Even if every single thing that Jenrry Mejia is quoted as saying in the NY Times today is 100% true, it’s no way for him to get back into MLB while he’s still young enough to make many millions more. And he’s found an expensive lawyer to help him spend whatever he has left of the $3.6 million he is reported to have made as a professional to date. Oy vey!
It looks like he’s going to sue the Players’ Union too — twice the legal fees! — which he’ll pretty much have to do if he hopes to sue MLB in light of the collective bargaining agreement. From the prospective of what a strong union the MLBPA is, Mejia’s got a point that they should have appealed his second and third suspensions, if in fact he asked them to and they refused.
However, after how bad the last such claim went, with Ryan Braun winning an arbitration hearing by impugning the test collector’s handling of the sample, instead, according to Sports Illustrated, spreading stories that the test collector was an anti-Semitic Cubs fan (Oy Gevalt!), later getting caught up in the Bio-Genesis escapade, and then admitting everything for the smallest possible punishment, it’s hard to imagine the union making that same argument again, at least not unless the evidence of Mejia’s claims is rock solid from top to bottom.
Mejia’s allegations may make it easier for him to continue playing in the Dominican Winter League, as it gives him some cover for his now-reputation as a cheater. However, according to this website, salaries there peak at about $15,000 a season (700,000 Dominican pesos). That’s almost certainly enough to live a year in the D.R. in relative comfort, but it sure isn’t the life style Mejia is likely to have grown accustomed to in New York City.
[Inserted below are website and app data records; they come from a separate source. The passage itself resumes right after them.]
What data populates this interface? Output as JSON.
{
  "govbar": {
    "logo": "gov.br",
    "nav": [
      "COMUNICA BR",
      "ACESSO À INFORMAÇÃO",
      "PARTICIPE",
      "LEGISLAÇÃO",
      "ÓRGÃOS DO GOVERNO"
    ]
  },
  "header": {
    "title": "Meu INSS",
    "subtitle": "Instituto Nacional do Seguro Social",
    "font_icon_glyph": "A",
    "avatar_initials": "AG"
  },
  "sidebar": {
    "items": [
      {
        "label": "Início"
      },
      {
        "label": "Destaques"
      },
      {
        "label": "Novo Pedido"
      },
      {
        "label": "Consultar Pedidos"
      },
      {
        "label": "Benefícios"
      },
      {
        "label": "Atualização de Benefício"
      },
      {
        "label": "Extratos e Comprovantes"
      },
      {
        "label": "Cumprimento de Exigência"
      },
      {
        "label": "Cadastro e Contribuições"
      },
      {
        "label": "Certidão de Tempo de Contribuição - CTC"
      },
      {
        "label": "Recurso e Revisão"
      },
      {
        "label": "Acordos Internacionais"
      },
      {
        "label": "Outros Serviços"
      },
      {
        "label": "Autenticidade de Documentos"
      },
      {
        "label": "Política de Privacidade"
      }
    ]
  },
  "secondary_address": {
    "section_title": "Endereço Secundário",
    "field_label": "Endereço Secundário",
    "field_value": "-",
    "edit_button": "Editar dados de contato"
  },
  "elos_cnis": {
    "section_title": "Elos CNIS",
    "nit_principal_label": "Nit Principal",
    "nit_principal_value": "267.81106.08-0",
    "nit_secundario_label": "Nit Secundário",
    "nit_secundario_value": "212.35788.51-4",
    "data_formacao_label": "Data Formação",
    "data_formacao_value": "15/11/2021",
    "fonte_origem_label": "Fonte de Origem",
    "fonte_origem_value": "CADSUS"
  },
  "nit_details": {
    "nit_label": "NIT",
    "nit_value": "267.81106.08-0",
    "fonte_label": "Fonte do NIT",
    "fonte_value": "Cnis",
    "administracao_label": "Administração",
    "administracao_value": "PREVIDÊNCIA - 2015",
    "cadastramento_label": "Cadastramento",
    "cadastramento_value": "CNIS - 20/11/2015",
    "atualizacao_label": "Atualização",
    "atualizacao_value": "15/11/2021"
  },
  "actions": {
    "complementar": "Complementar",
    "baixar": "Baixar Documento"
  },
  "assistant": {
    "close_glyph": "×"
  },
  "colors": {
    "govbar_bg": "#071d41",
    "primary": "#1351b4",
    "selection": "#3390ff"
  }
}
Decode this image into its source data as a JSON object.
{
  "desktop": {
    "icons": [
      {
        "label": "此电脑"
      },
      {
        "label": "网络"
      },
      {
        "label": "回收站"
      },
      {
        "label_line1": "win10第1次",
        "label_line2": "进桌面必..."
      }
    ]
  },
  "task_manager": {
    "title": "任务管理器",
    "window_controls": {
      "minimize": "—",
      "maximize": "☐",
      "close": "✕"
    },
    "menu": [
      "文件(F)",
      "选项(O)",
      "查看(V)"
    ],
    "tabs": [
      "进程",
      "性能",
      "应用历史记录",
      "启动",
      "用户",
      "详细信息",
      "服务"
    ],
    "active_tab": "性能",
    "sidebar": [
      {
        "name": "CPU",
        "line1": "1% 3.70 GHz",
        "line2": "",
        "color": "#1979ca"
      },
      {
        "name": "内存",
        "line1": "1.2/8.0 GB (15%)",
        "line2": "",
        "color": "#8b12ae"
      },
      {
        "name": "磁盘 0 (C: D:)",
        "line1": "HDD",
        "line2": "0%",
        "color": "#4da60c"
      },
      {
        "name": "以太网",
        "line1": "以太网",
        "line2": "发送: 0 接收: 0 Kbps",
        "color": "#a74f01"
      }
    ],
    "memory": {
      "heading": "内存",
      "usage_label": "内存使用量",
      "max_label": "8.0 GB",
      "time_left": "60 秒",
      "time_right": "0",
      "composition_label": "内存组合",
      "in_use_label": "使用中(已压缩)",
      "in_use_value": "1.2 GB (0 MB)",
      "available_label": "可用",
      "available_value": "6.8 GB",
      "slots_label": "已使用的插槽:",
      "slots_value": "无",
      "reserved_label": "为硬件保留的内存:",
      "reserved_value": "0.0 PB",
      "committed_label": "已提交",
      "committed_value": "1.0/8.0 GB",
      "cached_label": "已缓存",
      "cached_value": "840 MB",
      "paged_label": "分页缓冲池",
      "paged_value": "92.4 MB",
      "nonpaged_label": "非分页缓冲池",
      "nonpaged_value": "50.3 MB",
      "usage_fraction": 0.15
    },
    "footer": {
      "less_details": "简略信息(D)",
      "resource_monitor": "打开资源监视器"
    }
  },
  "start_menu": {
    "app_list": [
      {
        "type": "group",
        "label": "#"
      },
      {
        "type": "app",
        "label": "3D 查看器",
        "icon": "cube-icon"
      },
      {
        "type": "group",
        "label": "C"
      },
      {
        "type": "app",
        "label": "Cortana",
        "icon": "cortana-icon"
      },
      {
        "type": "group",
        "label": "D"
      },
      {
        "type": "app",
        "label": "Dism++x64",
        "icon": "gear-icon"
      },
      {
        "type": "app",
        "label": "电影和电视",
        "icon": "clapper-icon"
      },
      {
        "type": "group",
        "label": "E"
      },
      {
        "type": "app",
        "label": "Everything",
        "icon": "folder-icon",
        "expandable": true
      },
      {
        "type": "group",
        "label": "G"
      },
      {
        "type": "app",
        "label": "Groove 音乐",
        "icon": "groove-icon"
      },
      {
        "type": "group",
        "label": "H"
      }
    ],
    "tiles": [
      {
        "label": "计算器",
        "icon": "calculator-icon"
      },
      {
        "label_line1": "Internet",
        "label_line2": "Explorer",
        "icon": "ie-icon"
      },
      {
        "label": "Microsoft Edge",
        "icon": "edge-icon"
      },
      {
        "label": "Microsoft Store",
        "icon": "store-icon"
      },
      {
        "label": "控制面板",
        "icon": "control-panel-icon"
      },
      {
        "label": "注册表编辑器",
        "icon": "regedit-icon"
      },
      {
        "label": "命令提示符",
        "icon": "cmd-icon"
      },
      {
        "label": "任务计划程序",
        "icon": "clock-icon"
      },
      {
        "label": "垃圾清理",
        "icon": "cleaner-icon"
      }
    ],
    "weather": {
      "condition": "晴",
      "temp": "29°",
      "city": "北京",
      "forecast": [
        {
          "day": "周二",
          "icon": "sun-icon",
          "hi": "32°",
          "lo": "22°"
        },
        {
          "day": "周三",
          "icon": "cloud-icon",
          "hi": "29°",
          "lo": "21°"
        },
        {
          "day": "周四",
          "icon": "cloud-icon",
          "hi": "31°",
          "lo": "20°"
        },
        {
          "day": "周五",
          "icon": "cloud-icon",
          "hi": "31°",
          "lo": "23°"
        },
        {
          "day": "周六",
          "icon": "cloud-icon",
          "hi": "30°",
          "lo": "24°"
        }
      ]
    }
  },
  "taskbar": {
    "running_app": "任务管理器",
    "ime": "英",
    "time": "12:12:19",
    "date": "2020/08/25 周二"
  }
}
However, the Liga de Beisbol Dominicano is probably the only game left in the world for Mejia, as the summer leagues are all likely to reciprocate MLB’s drug ban.